American psychiatrist Aaron T. Beck developed what is now known as a cognitive model of
depression in the early 1960s. He proposed that three concepts underlie depression: a triad of
negative thoughts composed of cognitive errors about oneself, one's world, and one's future;
recurrent patterns of depressive thinking, or schemas; and distorted information processing.[47]
From these principles, he developed the structured technique of cognitive behavioral therapy
(CBT).[48] According to American psychologist Martin Seligman, depression in humans is similar
to learned helplessness in laboratory animals, who remain in unpleasant situations when they are
able to escape, but do not because they initially learned they had no control.[49]
Depressed individuals often blame themselves for negative events,[50] and a 1993 study of
hospitalized adolescents with self-reported depression shows that those who do this may not take
credit for positive outcomes.[51] This tendency is characteristic of a depressive attributional, or
pessimistic explanatory style.[50] According to Albert Bandura, a Canadian social psychologist
associated with social cognitive theory, depressed individuals have negative beliefs about
themselves, based on experiences of failure, observing the failure of social models, a lack of
social persuasion that they can succeed, and their own somatic and emotional states including
tension and stress. These influences may result in a negative self-concept and a perceived lack of
self-efficacy; that is, they do not believe they can influence events or achieve personal goals.[52]
An examination of depression in women indicates that vulnerability factors—such as early
maternal loss, lack of a confiding relationship, responsibility for the care of several young
children at home, and unemployment—can interact with life stressors to increase the risk of
depression.[53] For older adults, the factors are often health problems, changes in relationships
with a spouse or adult children due to the transition to a care-giving or care-needing role, the
death of a significant other, or a change in the availability or quality of social relationships with
older friends because of their own health-related life changes.[54]
The understanding of depression has also received contributions from the psychoanalytic and
humanistic branches of psychology. From the classical psychoanalytic perspective of Austrian
psychiatrist Sigmund Freud, depression, or melancholia, may be related to interpersonal loss[55][56]
and early life experiences.[57] Existential therapists have connected depression to the lack of both
meaning in the present[58] and a vision of the future.[59][60] The founder of humanistic psychology,

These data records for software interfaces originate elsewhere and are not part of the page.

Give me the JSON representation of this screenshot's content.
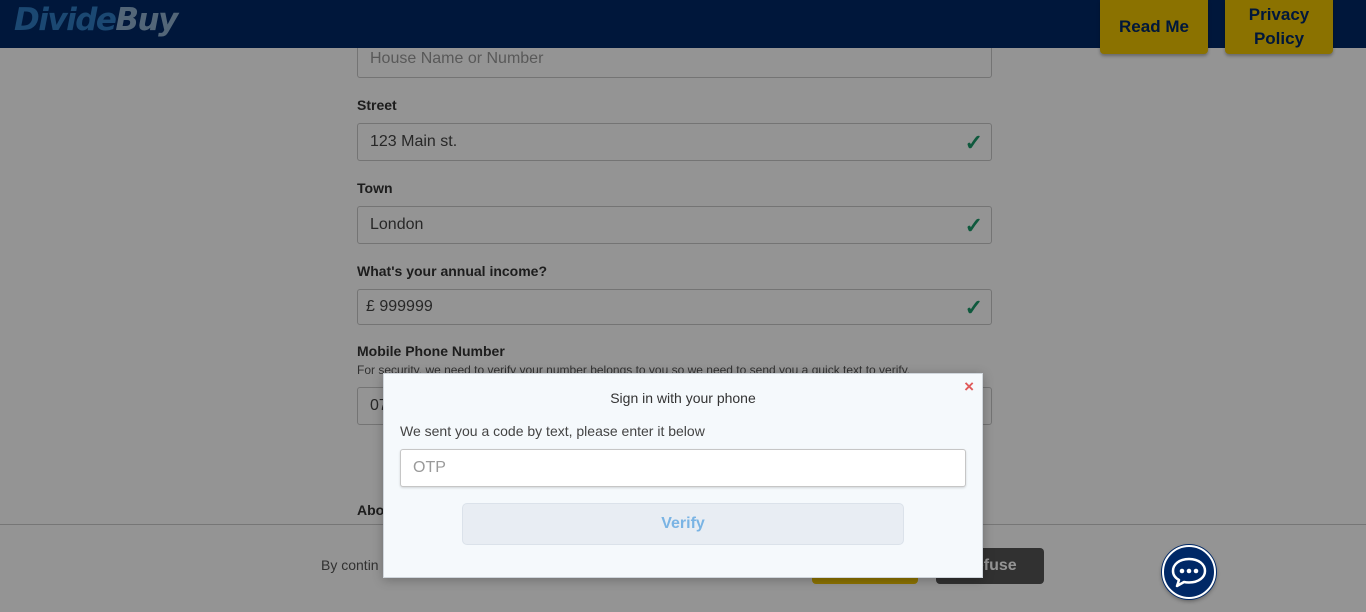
{
  "header": {
    "logo_part1": "Divide",
    "logo_part2": "Buy",
    "read_me": "Read Me",
    "privacy_policy": "Privacy Policy"
  },
  "form": {
    "house_placeholder": "House Name or Number",
    "street_label": "Street",
    "street_value": "123 Main st.",
    "town_label": "Town",
    "town_value": "London",
    "income_label": "What's your annual income?",
    "income_value": "£ 999999",
    "phone_label": "Mobile Phone Number",
    "phone_hint": "For security, we need to verify your number belongs to you so we need to send you a quick text to verify.",
    "phone_value": "07",
    "about_label": "Abo",
    "check_glyph": "✓"
  },
  "cookie": {
    "text": "By contin",
    "accept": "",
    "refuse": "Refuse"
  },
  "modal": {
    "close_glyph": "×",
    "title": "Sign in with your phone",
    "text": "We sent you a code by text, please enter it below",
    "otp_placeholder": "OTP",
    "verify_label": "Verify"
  },
  "colors": {
    "brand_navy": "#002866",
    "brand_yellow": "#f0c400",
    "check_green": "#1a9a6a",
    "close_red": "#e05a5a"
  },
  "icons": {
    "chat": "chat-bubble-icon",
    "check": "check-icon",
    "close": "close-icon"
  }
}
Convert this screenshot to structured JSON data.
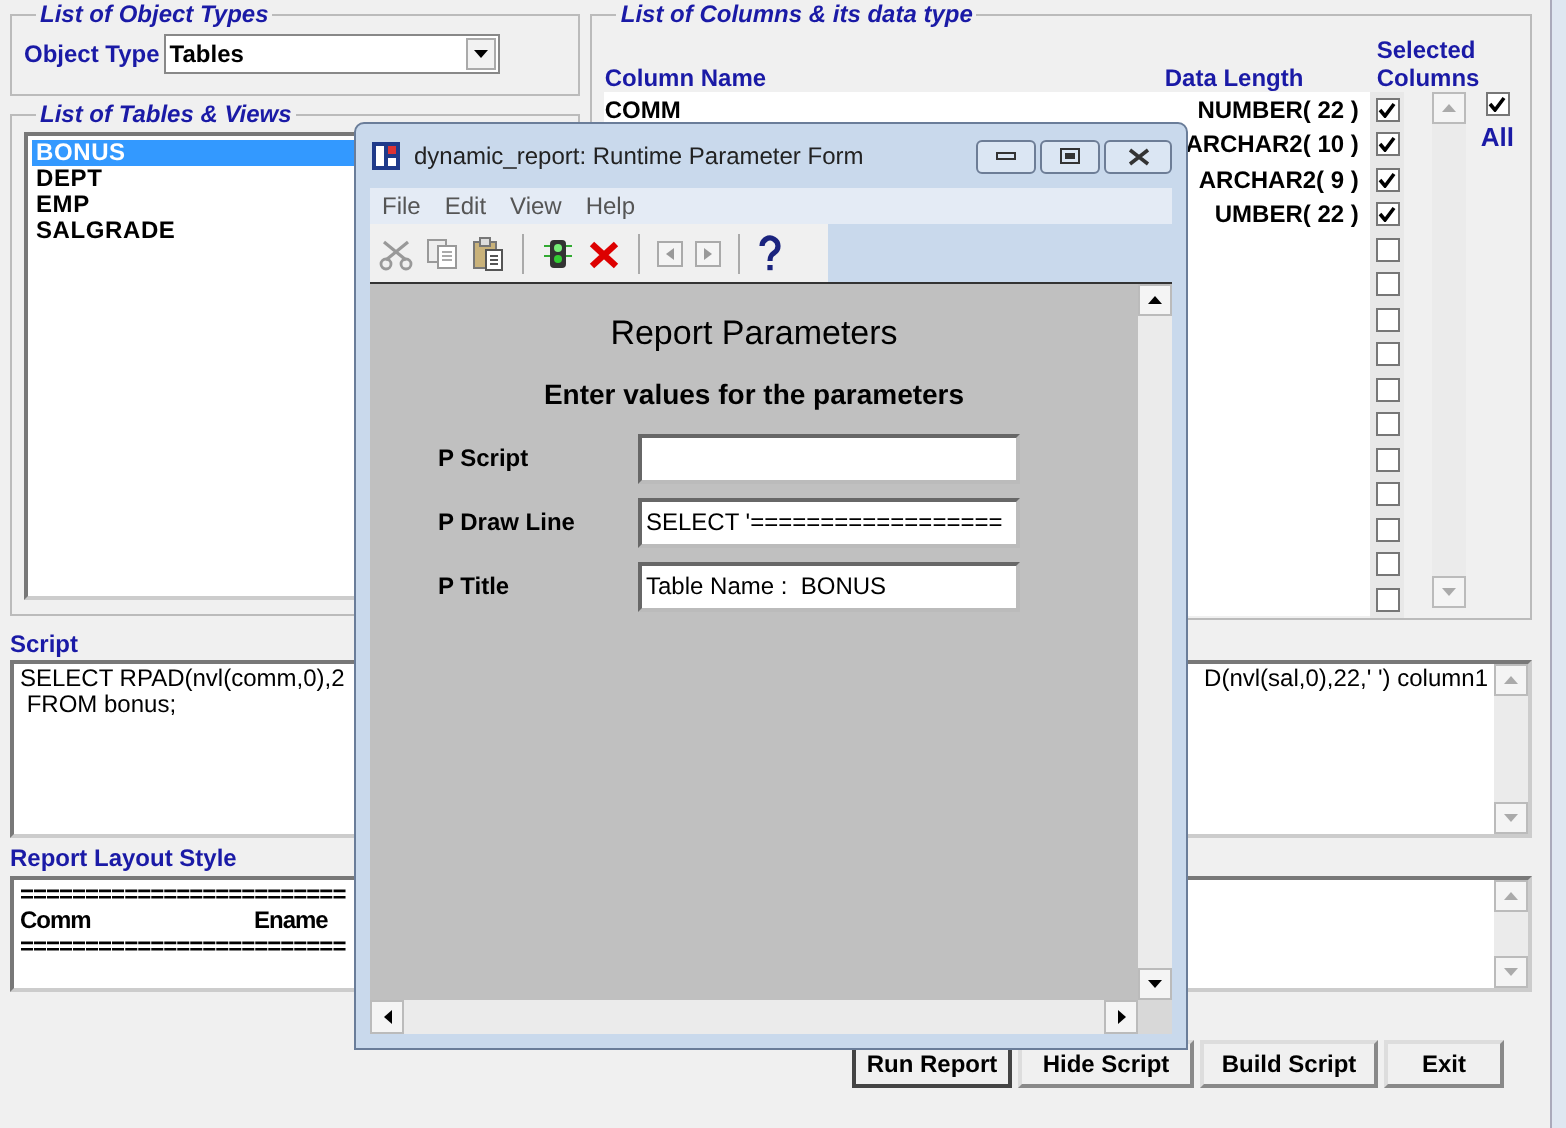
{
  "object_types": {
    "title": "List of Object Types",
    "label": "Object Type",
    "value": "Tables"
  },
  "tables_views": {
    "title": "List of Tables & Views",
    "items": [
      {
        "label": "BONUS",
        "selected": true
      },
      {
        "label": "DEPT",
        "selected": false
      },
      {
        "label": "EMP",
        "selected": false
      },
      {
        "label": "SALGRADE",
        "selected": false
      }
    ]
  },
  "columns": {
    "title": "List of Columns & its data type",
    "column_name_header": "Column Name",
    "data_length_header": "Data Length",
    "selected_header": "Selected Columns",
    "all_label": "All",
    "all_checked": true,
    "rows": [
      {
        "name": "COMM",
        "data_length": "NUMBER( 22 )",
        "checked": true
      },
      {
        "data_length": "ARCHAR2( 10 )",
        "checked": true
      },
      {
        "data_length": "ARCHAR2( 9 )",
        "checked": true
      },
      {
        "data_length": "UMBER( 22 )",
        "checked": true
      },
      {
        "checked": false
      },
      {
        "checked": false
      },
      {
        "checked": false
      },
      {
        "checked": false
      },
      {
        "checked": false
      },
      {
        "checked": false
      },
      {
        "checked": false
      },
      {
        "checked": false
      },
      {
        "checked": false
      },
      {
        "checked": false
      },
      {
        "checked": false
      }
    ]
  },
  "script": {
    "title": "Script",
    "line_1_left": "SELECT RPAD(nvl(comm,0),2",
    "line_1_right": "D(nvl(sal,0),22,' ') column1",
    "line_2": " FROM bonus;"
  },
  "layout_style": {
    "title": "Report Layout Style",
    "rule_1": "=========================",
    "heading_1": "Comm",
    "heading_2": "Ename",
    "rule_2": "========================="
  },
  "buttons": [
    "Run Report",
    "Hide Script",
    "Build Script",
    "Exit"
  ],
  "dialog": {
    "title": "dynamic_report: Runtime Parameter Form",
    "menu": [
      "File",
      "Edit",
      "View",
      "Help"
    ],
    "heading": "Report Parameters",
    "subheading": "Enter values for the parameters",
    "params": [
      {
        "label": "P Script"
      },
      {
        "label": "P Draw Line",
        "value": "SELECT '=================="
      },
      {
        "label": "P Title",
        "value": "Table Name :  BONUS"
      }
    ]
  }
}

American psychologist Abraham Maslow, suggested that depression could arise when people are
unable to attain their needs or to self-actualize, to realize their full potential.[61][62